As Abdul Aziz extended his territory northward toward Qasim, the challenge of bringing followers to his flag became more difficult in an atmosphere of competing tribal loyalties. Employing Islam, Abdul Aziz used religious conquests to secure his political conquests. Religious scholars and the mutawwa, the zealous enforcers of Wahhabism, proselytized Wahhabi theology and rituals in preparation for Abdul Aziz’s claim to political authority. In return for their service, he put the ulema and the mutawwa on salary and recognized their absolute authority in all religious matters. The religious leaders, in turn, acknowledged his absolute discretion in political matters. Little has changed since then.
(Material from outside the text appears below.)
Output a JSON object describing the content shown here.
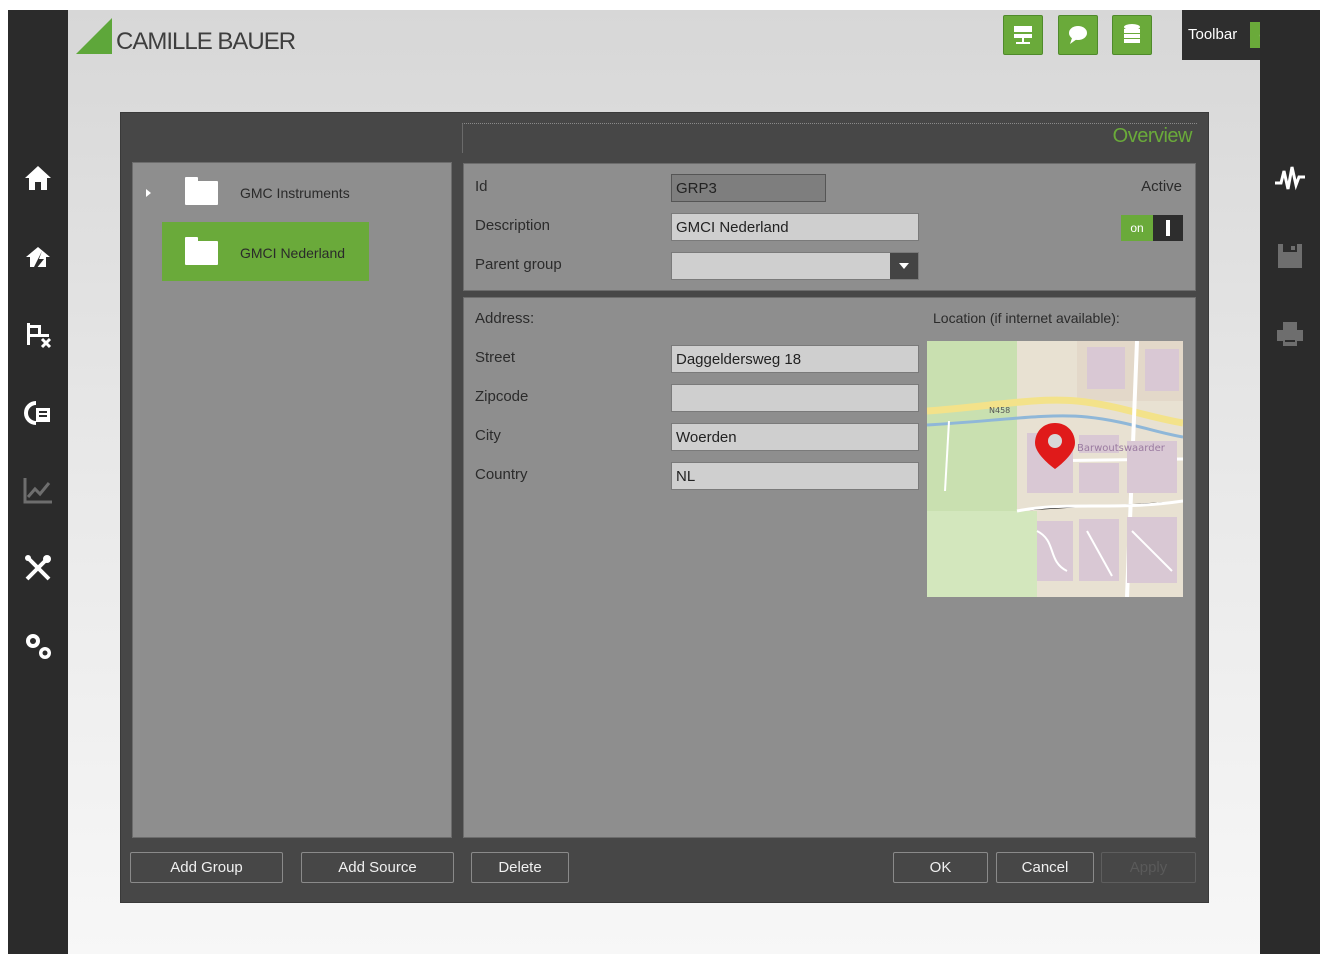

Nevertheless, tribal politics remained the essential element in rebuilding the empire of the Al Sauds. When not fighting wars, Abdul Aziz toured the far-flung parts of his growing domain. Traveling with his treasury stowed in a tin trunk, he delivered gifts, moderated disputes and fed his subjects, all acts that rendered his authority tangible. Still, between 1908 and 1910, tribal revolts broke out in his northern territories. Upon losing a battle to Abdul Aziz, his rebelling subjects expected vengeance. Instead, he gathered his opponents and addressed them as beloved subjects who had strayed. He promised that so long as they remained loyal to him, he would ensure they would be protected and live in peace. He frequently took wives from among the virgins of the tribes. After the wedding night, he usually sent the bride and everyone else back to their families and villages to recount what they had seen of his justice.
During the first decade of his rule over Riyadh, there was another force at work in the Najd. A group of roughly fifty men from the Mutair and Harb tribes, two of the noblest bedouin tribes, established an agricultural community based on a communal life and strict adherence to the teachings of Muhammad Ibn Abd al-Wahhab. They became the “Ikhwan,” or “the brethren.”
Abdul Aziz quickly recognized the potential of the Ikhwan as an element of stability. Communities of settled farmers could be expected to put a much higher value on stability than nomadic bedouins eking out an existence by wandering the desert and raiding rival tribes. Thus, he began making grants of money, seed, equipment and building materials to new Ikhwan settlements. He also paid for additional preachers and religious instructors. But just as Abdul Aziz provided for them, he expected them to reciprocate by supplying him with conscripts for his territorial battles. In October 1924, components of the Ikhwan, without direction from Riyadh, claimed Mecca for Abdul Aziz. But soon the Ikhwan became a force unto itself. In the Hejaz, the zealots harassed pilgrims making the hajj whose behavior and customs didn’t comport with Wahhabi practices. In the East, Ikhwan raiding parties charged over the borders of Iraq and Kuwait, disrupting Abdul Aziz’s relations with regional powers.Pullquote: At six feet four inches tall, he stood a foot above those he sought to lead. Beyond size, he radiated genuine charisma, pulling people to him like a magnetic force.Image: Essay Types: Book Review